Product photography definitely has its place in the world. Despite its unexciting nature, it is a clear way to show off a piece of furniture or soft furnishings. However, visually it does have its limitations.
Here are some examples of my previous pack-shots and whilst they are a clear and clean document of the product, they don’t really stir an excitement in the viewer.
In fact my preferred approach to product photography is no different to how I approach a regular interior or a still life shoot. The pack shot is a necessity to the website, but we want to offer the aspirational lifestyle we all desire to achieve in our own homes. If you sell from a shop, let’s utilise the shop as the location for a life-style / product shoot. The chances are, when selling luxury homeware items, you’re probably sell them from a luxury interior design oasis. So why not use that to your advantage?
Here are some examples from a beautiful, luxury interior design and furniture shop called Decorum Est on the King’s Road. The Key is to create interest with styling, like in any interior shoot, mostly or solely with only items you sell in store.
So what if you want to display a product that has many similar versions of itself?
When producing still life images for furniture I try to maintain consistency throughout the consecutive shots to enable an attractive, clean and uniform look, perfect on a website or in a brochure. While collectively the images sit handsomely on a page to display a product, it’s important that each individual image is strong enough to sit on its own.
What’s great about shooting this way is they can be promoted as a set or independently of each other. You’ll have a selection of images great for little postcards, or if you want to use them on Instagram/Facebook, for blogging/LinkedIn or for the monthly newsletter. We all know how important it is to have plenty of content for social media and this way of shooting is perfect for that usage too. In the current day of reels, creating a video with still life images can be a catchy way to grab the attention of your customers and a nice way to avoid filming a product, yet still keep up with the ever changing social media platforms.
These images below are a few of Casa Botelho’s martini tables. His branding is ‘Masculine Glamour’, so the styling of the shoot had to emulate the mantra of the brand. They look great on his website and social medias and this format really helps to show off his slick furniture pieces in style. With so many variations of the same martini table, it seemed logical to create a series of different still-life set ups where each table can be shot quickly and efficiently in situ to save time and get the most of the photography day. All the images nicely line up and would make a fantastic flick book of all the different tables in the same scene, perfect for a reels post. whilst still maintaining its gravity as single product. If you remind yourself of the first set of pack shots I displayed at the top of this article you can imagine the same reels post flicking from table to table would suddenly make the pack shots much more captivating in social media world.
As a creative in the industry it’s important for me to not only be a photographer, but to be considerate of the branding process, to think the about the final look of your product and the over all feel of your company. This starts with our conversation about your business and your branding, which threads through the shoot and the styling of your product.

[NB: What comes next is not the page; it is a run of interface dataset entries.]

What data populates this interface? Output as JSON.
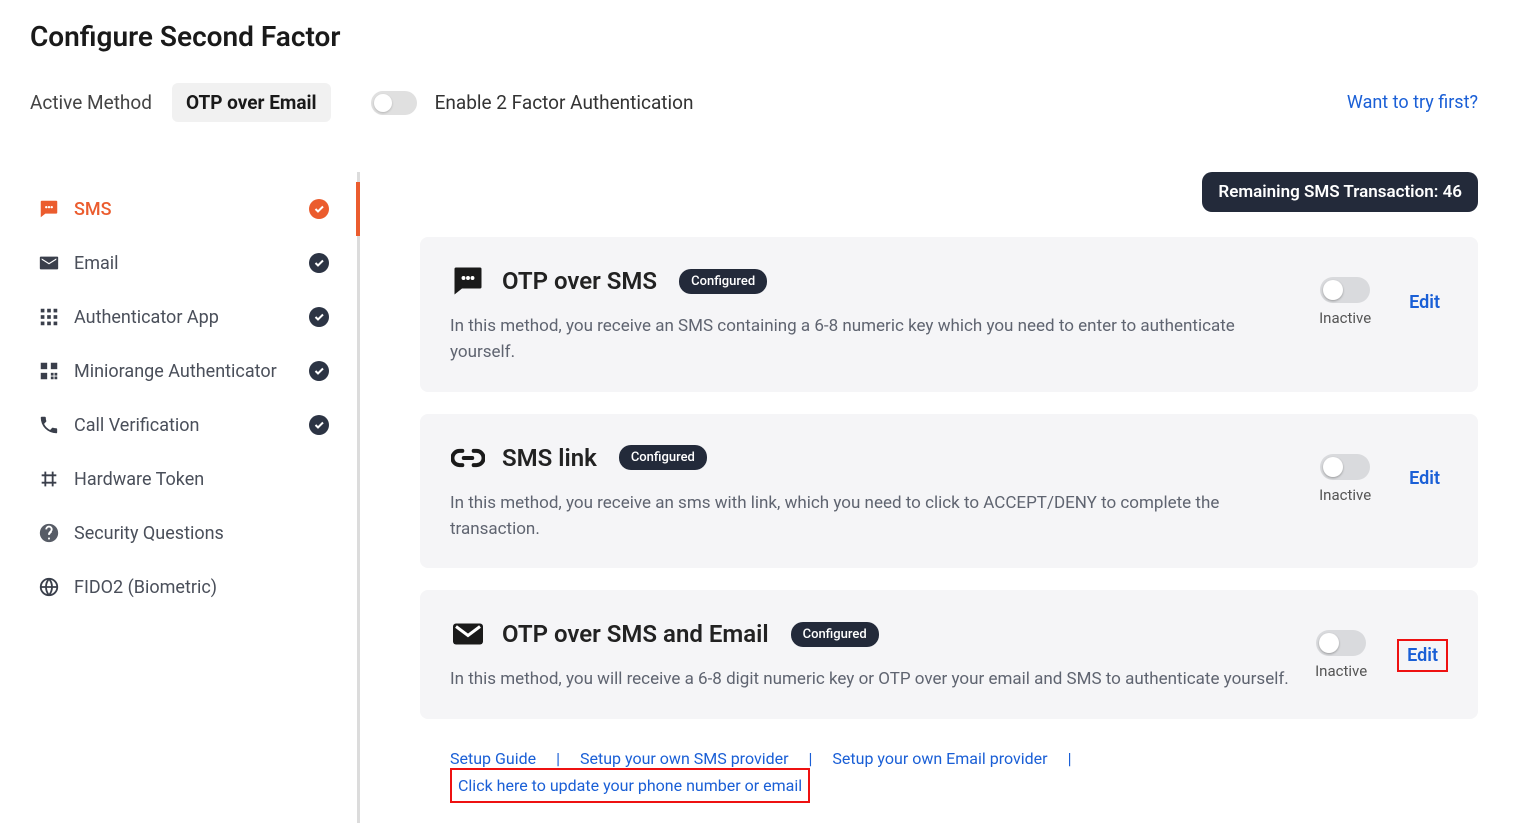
{
  "page_title": "Configure Second Factor",
  "header": {
    "active_method_label": "Active Method",
    "active_method_value": "OTP over Email",
    "enable_2fa_label": "Enable 2 Factor Authentication",
    "try_link": "Want to try first?"
  },
  "sidebar": {
    "items": [
      {
        "label": "SMS",
        "icon": "sms",
        "checked": true,
        "active": true
      },
      {
        "label": "Email",
        "icon": "email",
        "checked": true,
        "active": false
      },
      {
        "label": "Authenticator App",
        "icon": "grid",
        "checked": true,
        "active": false
      },
      {
        "label": "Miniorange Authenticator",
        "icon": "qr",
        "checked": true,
        "active": false
      },
      {
        "label": "Call Verification",
        "icon": "phone",
        "checked": true,
        "active": false
      },
      {
        "label": "Hardware Token",
        "icon": "token",
        "checked": false,
        "active": false
      },
      {
        "label": "Security Questions",
        "icon": "question",
        "checked": false,
        "active": false
      },
      {
        "label": "FIDO2 (Biometric)",
        "icon": "globe",
        "checked": false,
        "active": false
      }
    ]
  },
  "sms_remaining_label": "Remaining SMS Transaction: 46",
  "cards": [
    {
      "icon": "sms",
      "title": "OTP over SMS",
      "configured": "Configured",
      "desc": "In this method, you receive an SMS containing a 6-8 numeric key which you need to enter to authenticate yourself.",
      "status": "Inactive",
      "edit": "Edit",
      "highlight_edit": false
    },
    {
      "icon": "link",
      "title": "SMS link",
      "configured": "Configured",
      "desc": "In this method, you receive an sms with link, which you need to click to ACCEPT/DENY to complete the transaction.",
      "status": "Inactive",
      "edit": "Edit",
      "highlight_edit": false
    },
    {
      "icon": "email",
      "title": "OTP over SMS and Email",
      "configured": "Configured",
      "desc": "In this method, you will receive a 6-8 digit numeric key or OTP over your email and SMS to authenticate yourself.",
      "status": "Inactive",
      "edit": "Edit",
      "highlight_edit": true
    }
  ],
  "footer_links": {
    "setup_guide": "Setup Guide",
    "sms_provider": "Setup your own SMS provider",
    "email_provider": "Setup your own Email provider",
    "update_phone": "Click here to update your phone number or email"
  }
}
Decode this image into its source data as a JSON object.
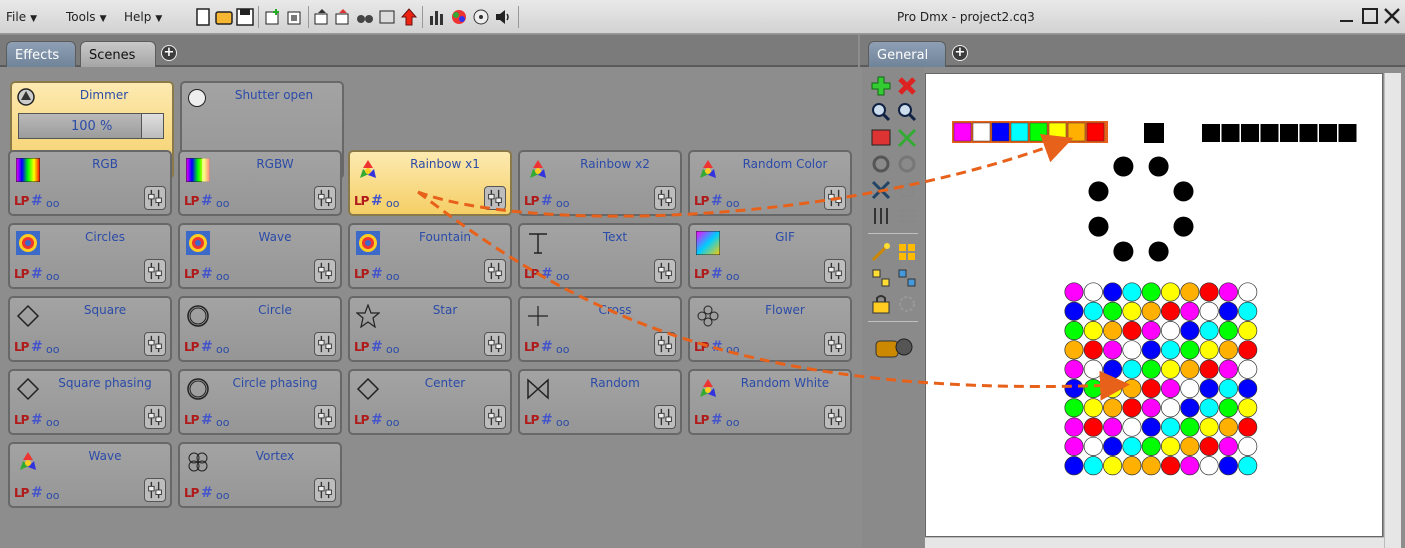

Lighting is incredibly important and whilst it looks like some of the images above are shot in a room with natural daylight, the truth is all my shots have been balanced with studio lighting. Having complete control of light and how it hits an object is integral to shooting well in any product photography situation.
Now we have shot all your beautiful products in the shop or at a location home, the next decision is the overall look and feel we want to promote. This will link all the products together in a pleasing manner without using the same dull pack shot back drop.
The post production is key in this final stage, tying all the elements together and delivering coherency in colour, look and feel of your website and social medias. Whether you want to pack a punch with your imagery, or present a soft airy light finish, this is the bookend to the integrity of the whole creative process. Photography is so much more than just taking a picture; photography is thinking about the whole picture, and looking at bigger picture of how it contributes to your business in current times.
Thank you for taking the time to read my article and I hope it has been a useful insight to how I approach product / commercial photography.Back to Blog